Earlier today, eleven passenger walked through a security lane without being screen at Kennedy Airport. TSA agents failed to have people on duty and left an area open and unattended according law enforcement officials. The metal detector went off three times as these people walked through the screening lane, but no one was there to watch the x-ray machine, perform the pat downs or to operate the magnetometer. None of the passengers who went through customs was found once inside the terminal.
From Daily News:
“What you have is 11 people, unscreened, who boarded unknown flights to unknown destinations,” a law enforcement source said. “This is the failure of the TSA to do its job.” Rather than notifying the police, who are specifically trained to handle those situations, the TSA used its own lesser trained agents to search for the unscreened passengers. “The TSA tried to mitigate the situation by sending their screeners through the terminal in violation of all the protocols,” a source said. “The protocol says law enforcement is immediately notified.” When they were finally notified, Port Authority cops flooded the terminal equipped with surveillance photos of the travelers, but none of them could be found, the sources said.
All of this inefficiency resulted in an two hour delay. Travelers who were boarding various flights were stopped to be questioned. Three of the people who set off the metal detectors were headed to California. More importantly, an investigation regarding who this breach was allowed to take place is being initiated.
“Port Authority Police are continuing to assist federal authorities in efforts to identify and locate the other eight passengers,” the official said. “Early reports indicate three passengers did not receive required secondary screening after alarming the walk through detector,” the agency said. “All personal carry-on bags receive required screening.” The statement did not make explicitly clear whether there was anyone at the screening spot to look at the monitors as the bags went through the x-ray machine.

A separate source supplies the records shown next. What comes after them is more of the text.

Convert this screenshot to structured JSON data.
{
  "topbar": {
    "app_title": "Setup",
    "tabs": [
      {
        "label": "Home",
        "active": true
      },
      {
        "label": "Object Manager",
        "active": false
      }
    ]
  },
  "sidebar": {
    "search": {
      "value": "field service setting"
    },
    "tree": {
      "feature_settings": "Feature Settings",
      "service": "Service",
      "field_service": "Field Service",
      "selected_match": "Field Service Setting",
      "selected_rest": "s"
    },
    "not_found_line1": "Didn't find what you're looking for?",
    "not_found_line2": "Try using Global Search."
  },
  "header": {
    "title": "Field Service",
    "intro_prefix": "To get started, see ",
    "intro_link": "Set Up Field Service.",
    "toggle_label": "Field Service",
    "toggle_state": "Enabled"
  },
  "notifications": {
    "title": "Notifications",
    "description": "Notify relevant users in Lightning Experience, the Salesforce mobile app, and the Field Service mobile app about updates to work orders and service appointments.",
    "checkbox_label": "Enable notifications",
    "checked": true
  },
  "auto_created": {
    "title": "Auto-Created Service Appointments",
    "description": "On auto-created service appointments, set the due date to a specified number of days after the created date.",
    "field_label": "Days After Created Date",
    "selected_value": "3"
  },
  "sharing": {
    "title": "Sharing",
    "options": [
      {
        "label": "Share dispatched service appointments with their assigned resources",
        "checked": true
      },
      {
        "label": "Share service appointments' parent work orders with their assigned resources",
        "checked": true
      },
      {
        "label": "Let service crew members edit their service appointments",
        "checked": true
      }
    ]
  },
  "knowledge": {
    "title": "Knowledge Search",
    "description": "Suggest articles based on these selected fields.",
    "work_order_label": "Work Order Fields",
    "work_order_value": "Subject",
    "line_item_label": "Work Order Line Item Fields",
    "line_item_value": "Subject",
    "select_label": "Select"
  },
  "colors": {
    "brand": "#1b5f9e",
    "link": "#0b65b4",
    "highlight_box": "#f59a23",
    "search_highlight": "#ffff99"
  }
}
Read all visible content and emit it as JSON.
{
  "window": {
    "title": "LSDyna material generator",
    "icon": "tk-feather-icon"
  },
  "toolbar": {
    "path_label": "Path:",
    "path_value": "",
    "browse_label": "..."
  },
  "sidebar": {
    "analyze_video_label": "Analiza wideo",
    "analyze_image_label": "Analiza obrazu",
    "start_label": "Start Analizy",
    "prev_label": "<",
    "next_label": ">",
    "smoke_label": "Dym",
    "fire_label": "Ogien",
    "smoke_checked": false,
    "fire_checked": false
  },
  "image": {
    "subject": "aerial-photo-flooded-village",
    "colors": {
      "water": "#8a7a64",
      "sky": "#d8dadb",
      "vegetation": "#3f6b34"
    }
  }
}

The TSA said it was “confident” the incident represented “no threat to the aviation transportation system.”